The Centers for Disease Control and Prevention (CDC) recommends getting a flu vaccine every year, since the influenza virus is constantly mutating. These vaccines help produce antibodies that will fight off particular strains of the virus, preventing them from dominating the immune system. In a new study, researchers have found out exactly how the virus destroys the immune system’s first line of defense, known as B cells, and spreads throughout the body.

When the flu enters the body, the immune system produces virus-specific B cells, which are capable of creating antibodies. These cells’ receptors are able to bind onto virus particles, and reduce viral spread. They also carry information about the virus and its antibody to the lungs, where they’re able to fight off any other exposure to the virus through inhalation. But as influenza enters the body, it attaches to the B cell receptors and uses the receptors’ specificity to gain entry and block antibody production. This process allows the virus to kill off the first wave of B cells and spread before the immune system can produce a second wave.
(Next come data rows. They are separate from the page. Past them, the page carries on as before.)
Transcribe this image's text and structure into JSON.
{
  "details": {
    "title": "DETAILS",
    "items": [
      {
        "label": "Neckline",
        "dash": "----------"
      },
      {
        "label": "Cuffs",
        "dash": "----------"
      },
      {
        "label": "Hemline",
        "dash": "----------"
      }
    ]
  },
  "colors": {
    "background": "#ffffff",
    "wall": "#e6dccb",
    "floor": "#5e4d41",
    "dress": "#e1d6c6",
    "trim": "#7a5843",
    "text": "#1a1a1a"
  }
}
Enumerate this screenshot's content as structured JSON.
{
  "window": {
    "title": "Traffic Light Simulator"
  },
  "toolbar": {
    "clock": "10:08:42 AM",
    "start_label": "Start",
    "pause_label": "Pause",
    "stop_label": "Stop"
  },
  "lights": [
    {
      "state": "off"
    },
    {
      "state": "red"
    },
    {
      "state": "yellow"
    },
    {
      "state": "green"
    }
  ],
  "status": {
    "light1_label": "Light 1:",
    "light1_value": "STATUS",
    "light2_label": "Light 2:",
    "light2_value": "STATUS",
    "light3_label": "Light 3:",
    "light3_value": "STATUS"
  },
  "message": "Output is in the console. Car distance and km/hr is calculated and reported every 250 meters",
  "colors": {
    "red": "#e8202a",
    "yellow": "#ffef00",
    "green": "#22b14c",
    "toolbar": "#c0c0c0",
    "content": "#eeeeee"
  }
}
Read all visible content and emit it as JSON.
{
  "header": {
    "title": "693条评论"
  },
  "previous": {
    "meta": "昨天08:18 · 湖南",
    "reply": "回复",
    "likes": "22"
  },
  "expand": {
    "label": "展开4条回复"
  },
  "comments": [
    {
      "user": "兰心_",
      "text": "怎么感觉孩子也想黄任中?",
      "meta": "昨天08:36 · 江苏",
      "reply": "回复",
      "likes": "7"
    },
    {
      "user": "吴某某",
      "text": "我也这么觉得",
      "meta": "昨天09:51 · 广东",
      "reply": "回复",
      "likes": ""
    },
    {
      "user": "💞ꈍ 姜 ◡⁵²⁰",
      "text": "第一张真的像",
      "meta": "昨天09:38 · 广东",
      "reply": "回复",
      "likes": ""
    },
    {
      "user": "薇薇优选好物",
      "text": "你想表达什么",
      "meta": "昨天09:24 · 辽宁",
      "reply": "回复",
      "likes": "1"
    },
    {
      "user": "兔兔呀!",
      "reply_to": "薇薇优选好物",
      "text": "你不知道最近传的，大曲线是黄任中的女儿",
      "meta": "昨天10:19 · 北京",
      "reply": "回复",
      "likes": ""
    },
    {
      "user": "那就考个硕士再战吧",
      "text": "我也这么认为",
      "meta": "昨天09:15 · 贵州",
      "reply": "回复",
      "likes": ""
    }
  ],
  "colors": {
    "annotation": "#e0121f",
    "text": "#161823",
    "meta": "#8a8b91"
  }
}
“This is how the virus gains a foothold,” Stephanie Dougan, co-author of the study, and postdoctoral researcher at the Whitehead Institute of Biomedical Research, said in a statement. “The virus targets memory cells in the lung, which allows infection to be established — even if the immune system has seen this flu before.”

This is just one of the ways influenza establishes infection, Joseph Ashour, another co-author of the study said. Children are most at risk for getting the flu due to their still-developing immune systems. Every year, about 20,000 children under five years old are hospitalized for complications related to the flu, according to the U.S. Department of Health & Human Services. Meanwhile, some strains of the virus are particularly deadly, such as H1N1, also known as the swine flu, which killed between 9,000 and 18,000 deaths from 2009 to 2010.

The researchers discovered the infection process by using a fluorescent protein-labeling technology to identify the influenza virus. Seeing where the virus travelled allowed them to isolate the B cells as they grabbed ahold. Then, using the B cells’ nuclei, and a cloning technique, they were able to produce mice that had influenza-specific B cells at levels high enough to track the virus’s interactions.

While the results offer new insights into the spread of the flu virus within the body, the researchers say that their model can be applied to other viruses as well. “We can now make highly effective immunological models for a variety of pathogens,” Dougan said in the statement. “This is actually a perfect model for studying memory in immune cells.”

Source: Dougan S, Ashour J, Ploegh H, et al. Antigen-specific B-cell receptor sensitizes B cells to infection by influenza virus. Nature. 2013.